April 21, 2017 / Michael M. Siegel, MD

Am I Drinking Too Much?

Did you know? According to the National Council of Alcoholism and Drug Dependencies, Inc. (NCADD), alcohol is the most commonly used addictive substance in the U.S. In fact, an estimated 17.6 million people, or one in every 12 adults, suffer from alcohol abuse or dependence. And, the NCADD reports that several million more engage in unsafe drinking patterns such as binge drinking. Given these startling statistics, it’s likely that you know – or know of – someone that has been affected by from the negative, dangerous effects of drinking too much alcohol.

Just how dangerous is drinking? The National Institute on Alcohol Abuse and Alcoholism details how drinking too much alcohol can negatively impact your health. These include:

  • Weakened immune system – Alcohol weakens your immune system and can make you more susceptible to diseases such as tuberculosis and pneumonia
  • Risk of injury – Drinking alcohol impairs your judgment, coordination, reflexes and motor functions, all of which make you more prone to injuring yourself or others
  • Liver damage – Drinking can cause numerous problems with your liver including, cirrhosis, alcoholic hepatitis and fatty liver
  • Cancer – Drinking too much can increase your risk for a number of cancers including those of the mouth, esophagus, throat, liver and breast
  • Heart issues – Drinking too much, either over time or on a single occasion, can cause high blood pressure, stroke, and irregular heart beat among other issues
  • Emotional instability – Too much alcohol can do a number on your emotional stability and even cause delusions, night terrors, aggression and depression


But how do you know if you’re drinking too much? There are clues that may indicate that your drinking habits are unhealthy, such as making poor or risky choices while you drink, needing to drink to relax, binge drinking (drinking more than 4 drinks in less than 2 hours if you are a woman or 5 drinks for men), forgetting what you did while drinking, or when drinking affects your mood or responsibilities.

Fortunately, there are ways to prevent alcohol misuse or abuse and avoid the dangers of drinking. The NCADD offers the following strategies to cut back or stop drinking:

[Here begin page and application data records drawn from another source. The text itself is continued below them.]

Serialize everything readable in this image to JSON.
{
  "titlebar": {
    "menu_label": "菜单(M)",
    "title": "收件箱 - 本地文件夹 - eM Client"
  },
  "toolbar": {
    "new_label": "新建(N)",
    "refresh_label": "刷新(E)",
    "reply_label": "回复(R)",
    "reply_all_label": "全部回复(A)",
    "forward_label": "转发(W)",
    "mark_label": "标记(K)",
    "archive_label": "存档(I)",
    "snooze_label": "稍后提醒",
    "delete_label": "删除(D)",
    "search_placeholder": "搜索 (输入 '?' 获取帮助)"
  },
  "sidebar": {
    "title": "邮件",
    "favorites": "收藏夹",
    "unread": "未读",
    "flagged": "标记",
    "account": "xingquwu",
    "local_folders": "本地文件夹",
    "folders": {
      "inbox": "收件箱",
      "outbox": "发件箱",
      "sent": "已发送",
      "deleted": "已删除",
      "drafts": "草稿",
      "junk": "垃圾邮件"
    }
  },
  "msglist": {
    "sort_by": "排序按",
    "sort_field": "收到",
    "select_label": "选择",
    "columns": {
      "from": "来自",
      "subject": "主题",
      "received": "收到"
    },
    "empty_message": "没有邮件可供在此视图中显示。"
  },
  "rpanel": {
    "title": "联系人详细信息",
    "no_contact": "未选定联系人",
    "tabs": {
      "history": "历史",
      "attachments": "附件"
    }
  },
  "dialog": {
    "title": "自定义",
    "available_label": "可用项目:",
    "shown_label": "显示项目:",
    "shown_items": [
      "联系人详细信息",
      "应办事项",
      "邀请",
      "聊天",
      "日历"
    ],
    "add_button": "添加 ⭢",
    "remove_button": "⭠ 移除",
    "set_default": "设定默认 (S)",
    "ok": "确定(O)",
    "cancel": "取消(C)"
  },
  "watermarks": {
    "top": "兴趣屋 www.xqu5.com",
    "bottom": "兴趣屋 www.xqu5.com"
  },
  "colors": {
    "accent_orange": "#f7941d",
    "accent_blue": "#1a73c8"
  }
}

  • Don’t drink when you are upset
  • Drink alcohol in moderation – limit your drinking to no more than 1 drink a day for women or 2 drinks a day for men
  • Choose one day each week to not drink
  • Track how much you drink so you know when you’ve reached your limit
  • Avoid places or events where people drink a lot
  • Limit the amount of alcohol you keep at home
  • Make a list of reasons not to drink and keep it with you. Look at it when you feel the urge to drink


For more tips and resources, and to learn more about alcohol abuse, visit